Robin Williams (1951-2014) first found fame through his stand up comedy and his role as Mork the alien on “Mork & Mindy”, before moving on to the big screen and earning an Oscar, two Emmy Awards, four Golden Globe Awards, and five Grammy Awards. His latest role was in the CBS sitcom “The Crazy Ones”.
Check out some of the most memorable Robin Williams moments from both his legendary comedies, his dramatic roles that earned him an Academy Award, and the voice work that turned him into one of the Disney Legends.
Definitely one of the most memorable Robin Williams moments, his role as loving father turned British nanny in order to be close to his children in “Mrs. Doubtfire”.
From his dancing in a fat suit to the moment where he disguises his lack of makeup using whipped cream, the 1993 comedy was an instant classic, and a “Mrs. Doubtfire” sequel was in the works at the time of his passing.
Dead Poets Society
One of his most iconic roles, “Dead Poets Society” also features some of the most memorable Robin Williams moments.
Taking on the role of an inspirational English teacher who leaves a mark on his students after helping them learn a lot about poetry, life, and death.

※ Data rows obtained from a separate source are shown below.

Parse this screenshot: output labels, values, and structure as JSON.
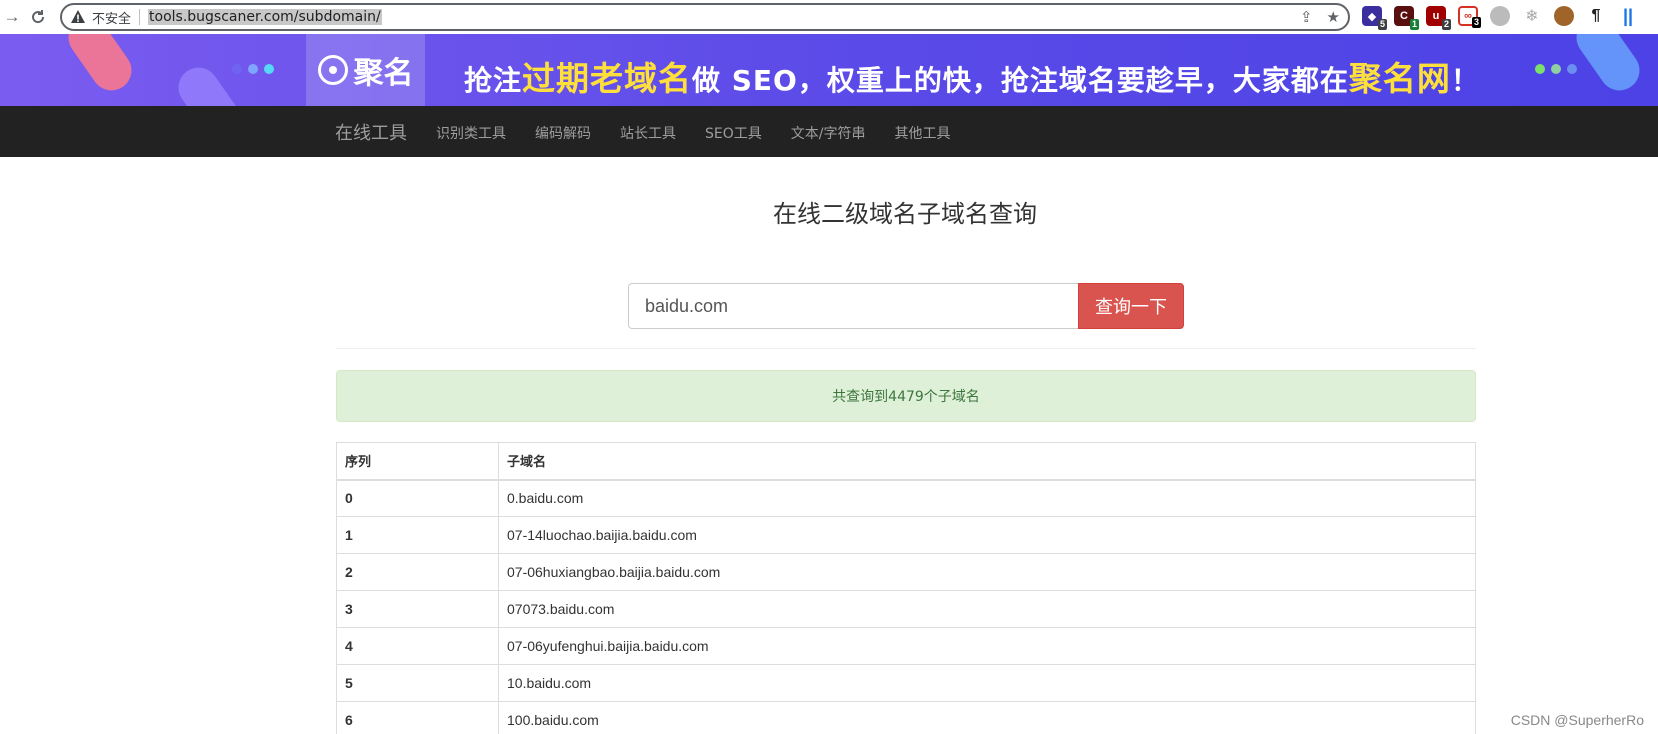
{
  "browser": {
    "insecure_label": "不安全",
    "url": "tools.bugscaner.com/subdomain/",
    "extensions": [
      {
        "name": "ext-1",
        "color": "#3b2fa0",
        "badge": "5"
      },
      {
        "name": "ext-2",
        "color": "#8b0000",
        "badge": "1"
      },
      {
        "name": "ext-3",
        "color": "#a00000",
        "badge": "2"
      },
      {
        "name": "ext-4",
        "color": "#d93025",
        "badge": "3"
      }
    ]
  },
  "banner": {
    "logo": "聚名",
    "slogan_part1": "抢注",
    "slogan_hl1": "过期老域名",
    "slogan_part2": "做 SEO，权重上的快，抢注域名要趁早，大家都在",
    "slogan_hl2": "聚名网",
    "slogan_end": "！"
  },
  "navbar": {
    "brand": "在线工具",
    "links": [
      "识别类工具",
      "编码解码",
      "站长工具",
      "SEO工具",
      "文本/字符串",
      "其他工具"
    ]
  },
  "main": {
    "title": "在线二级域名子域名查询",
    "search_value": "baidu.com",
    "search_button": "查询一下",
    "result_summary": "共查询到4479个子域名"
  },
  "table": {
    "headers": [
      "序列",
      "子域名"
    ],
    "rows": [
      [
        "0",
        "0.baidu.com"
      ],
      [
        "1",
        "07-14luochao.baijia.baidu.com"
      ],
      [
        "2",
        "07-06huxiangbao.baijia.baidu.com"
      ],
      [
        "3",
        "07073.baidu.com"
      ],
      [
        "4",
        "07-06yufenghui.baijia.baidu.com"
      ],
      [
        "5",
        "10.baidu.com"
      ],
      [
        "6",
        "100.baidu.com"
      ]
    ]
  },
  "watermark": "CSDN @SuperherRo",
  "colors": {
    "navbar_bg": "#222222",
    "search_button": "#d9534f",
    "alert_bg": "#dff0d8",
    "banner_accent": "#ffe03a"
  }
}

While the comedian and Disney had a lot of conflict over his voice work in “Aladdin”, the genie remains the source of some of the most memorable Robin Williams moments, from his musical antics to the touching moment when the young thief sets him free from the lamp.
Good Will Hunting
Definitely one of the most memorable Robin Williams moments, his touching scenes with Matt Damon in “Good Will Hunting” finally earned the comedian turned dramatic actor an Academy Award for Best Supporting Role.
While “Bicentennial Man” wasn’t a box office or critical hit, Robin Williams shined in his portrayal of an android yearning to be a real person, bringing a vulnerability and humanity to the role that few other actors could.
Definitely one of the most memorable Robin Williams moments, his portrayal of Popeye in the 1980 musical showcased his immense talent at bringing to life a cartoon character while still giving him depth.
Night at the Museum
Bringing Theodore Roosevelt to life on screen in “Night at the Museum”, Robin Williams proved once again that he never lost his comedic touch. His manic energy also threw him into a free style rap during the promo tour for the movie.